Evolution favours plants that rely on cross-pollination
MOST flowering plants, equipped with both male and female sex organs, shun the path of self-fertilisation and wait for insects and birds or even a whiff of wind for pollination.
This is because the rate of extinction is higher among species who opt for self-fertilisation compared to those who rely on cross-fertilisation, said biologists led by Emma Goldsberg at University of Illinois in USA. Though the theory is well-established, the biologists recently evaluated it by analysing the evolutionary data of the large and diverse plant family, Solanaceae, with the help of a mathematical model.
There are about 2,700 species, including crops like potato, tomato, capsicum and black pepper, in the Solanaceae family.
Plants opting for self-fertilisation have low genetic diversity, said Kelley Robertson, a researcher associated with the study. Because of poor genetic recombination, erroneous mutations might persist whereas beneficial mutations might be kept at bay, increasing the probability of extinction in the long run, Robertson added.
This is the reason most species of Solanaceae family shun the trait of selffertilisation, despite immediate advantages like mating assurance and passing on 100 per cent genes to the next generation, the researchers suggested in the October 22 issue of Science.
Cross-fertilisation helps avoid harmful effects of inbreeding, but it has disadvantages, said Stephen Wright, evolutionary biologist at University of Toronto in Canada.
Plants produce offsprings that are just 50 per cent related to them. This reduces transmission of their beneficial genes to the next generation. Also, fertility can be compromised if pollinators are unavailable. “Some flowering plants have lost the trait of cross-fertilisation during the course of evolution due to these disadvantages,” said Wright. Once this trait is lost, it cannot be regained because of its complexity. This implies the trait of cross-fertilisation trait can become extinct. Yet, at least half of all living flowering plants depend on crossfertilisation, he added.
Goldsberg offers an answer. “Our model showed species with cross-fertilisation lineages have a higher diversification rate, a key factor that determines the rate of increase in species numbers,” she said. The higher diversification rate has been sufficient to counter-balance the repeated loss of the trait of cross-fertilisation, she added.
The researchers found at least 57 per cent of the species opt for self-fertilisation, 41 per cent rely on cross-fertilistion despite the presence of both the sex organs and 2 per cent have separate male and female plants.
We are a voice to you; you have been a support to us. Together we build journalism that is independent, credible and fearless. You can further help us by making a donation. This will mean a lot for our ability to bring you news, perspectives and analysis from the ground so that we can make change together.

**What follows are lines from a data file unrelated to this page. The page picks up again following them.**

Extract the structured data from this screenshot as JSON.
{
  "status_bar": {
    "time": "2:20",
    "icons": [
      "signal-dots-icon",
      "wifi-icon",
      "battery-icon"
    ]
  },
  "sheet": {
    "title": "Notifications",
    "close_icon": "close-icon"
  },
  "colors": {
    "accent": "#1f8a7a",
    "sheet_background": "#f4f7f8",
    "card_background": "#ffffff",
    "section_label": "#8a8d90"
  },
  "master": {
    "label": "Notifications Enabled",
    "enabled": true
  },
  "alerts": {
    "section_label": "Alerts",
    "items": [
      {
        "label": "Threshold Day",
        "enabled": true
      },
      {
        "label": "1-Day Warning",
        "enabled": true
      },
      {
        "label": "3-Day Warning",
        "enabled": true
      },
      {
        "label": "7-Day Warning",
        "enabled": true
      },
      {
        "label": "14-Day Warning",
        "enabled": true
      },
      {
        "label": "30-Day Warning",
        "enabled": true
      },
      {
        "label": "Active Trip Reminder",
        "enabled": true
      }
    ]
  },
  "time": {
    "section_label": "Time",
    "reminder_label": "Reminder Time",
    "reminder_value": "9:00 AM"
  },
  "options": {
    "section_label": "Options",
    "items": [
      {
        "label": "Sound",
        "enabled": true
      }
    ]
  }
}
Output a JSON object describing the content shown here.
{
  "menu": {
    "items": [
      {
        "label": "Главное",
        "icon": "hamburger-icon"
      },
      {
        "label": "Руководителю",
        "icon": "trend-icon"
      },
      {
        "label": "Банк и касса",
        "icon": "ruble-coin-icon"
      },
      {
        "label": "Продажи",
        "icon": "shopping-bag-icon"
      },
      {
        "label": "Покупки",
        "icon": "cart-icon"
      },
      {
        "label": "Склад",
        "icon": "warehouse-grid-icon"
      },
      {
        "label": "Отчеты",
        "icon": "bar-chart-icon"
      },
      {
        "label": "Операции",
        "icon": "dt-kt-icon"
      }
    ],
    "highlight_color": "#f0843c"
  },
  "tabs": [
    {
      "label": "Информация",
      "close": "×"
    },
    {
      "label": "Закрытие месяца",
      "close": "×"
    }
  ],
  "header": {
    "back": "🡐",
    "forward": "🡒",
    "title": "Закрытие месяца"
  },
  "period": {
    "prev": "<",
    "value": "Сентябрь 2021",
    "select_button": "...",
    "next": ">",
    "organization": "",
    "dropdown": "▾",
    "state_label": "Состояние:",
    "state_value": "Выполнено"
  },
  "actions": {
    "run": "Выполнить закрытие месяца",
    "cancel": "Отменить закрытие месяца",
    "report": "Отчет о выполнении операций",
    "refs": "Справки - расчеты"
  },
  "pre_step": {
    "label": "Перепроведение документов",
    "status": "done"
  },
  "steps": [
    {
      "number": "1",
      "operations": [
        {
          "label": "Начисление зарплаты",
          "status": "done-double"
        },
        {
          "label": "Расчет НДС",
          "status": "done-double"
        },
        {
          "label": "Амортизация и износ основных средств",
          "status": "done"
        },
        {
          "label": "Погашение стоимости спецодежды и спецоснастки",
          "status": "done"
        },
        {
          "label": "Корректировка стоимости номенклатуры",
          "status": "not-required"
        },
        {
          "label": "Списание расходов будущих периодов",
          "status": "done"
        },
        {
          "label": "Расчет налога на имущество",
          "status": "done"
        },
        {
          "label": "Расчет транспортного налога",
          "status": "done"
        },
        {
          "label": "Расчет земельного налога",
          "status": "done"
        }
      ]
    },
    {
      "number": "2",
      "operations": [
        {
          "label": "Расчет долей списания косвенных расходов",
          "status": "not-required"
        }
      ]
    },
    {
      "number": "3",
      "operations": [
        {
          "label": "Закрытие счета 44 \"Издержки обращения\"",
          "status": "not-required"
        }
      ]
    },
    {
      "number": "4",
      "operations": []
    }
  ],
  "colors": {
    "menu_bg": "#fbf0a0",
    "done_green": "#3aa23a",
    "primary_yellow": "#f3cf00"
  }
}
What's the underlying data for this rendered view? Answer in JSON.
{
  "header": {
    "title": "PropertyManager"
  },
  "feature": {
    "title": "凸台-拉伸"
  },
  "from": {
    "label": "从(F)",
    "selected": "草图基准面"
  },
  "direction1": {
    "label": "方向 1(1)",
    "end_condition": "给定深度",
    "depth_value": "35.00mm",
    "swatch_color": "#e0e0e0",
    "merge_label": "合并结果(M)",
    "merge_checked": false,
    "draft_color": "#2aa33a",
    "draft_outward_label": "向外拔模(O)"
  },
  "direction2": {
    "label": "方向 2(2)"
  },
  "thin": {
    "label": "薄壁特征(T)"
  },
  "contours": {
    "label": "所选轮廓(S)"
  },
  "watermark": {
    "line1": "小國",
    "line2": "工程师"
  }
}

Comments are moderated and will be published only after the site moderator’s approval. Please use a genuine email ID and provide your name. Selected comments may also be used in the ‘Letters’ section of the Down To Earth print edition.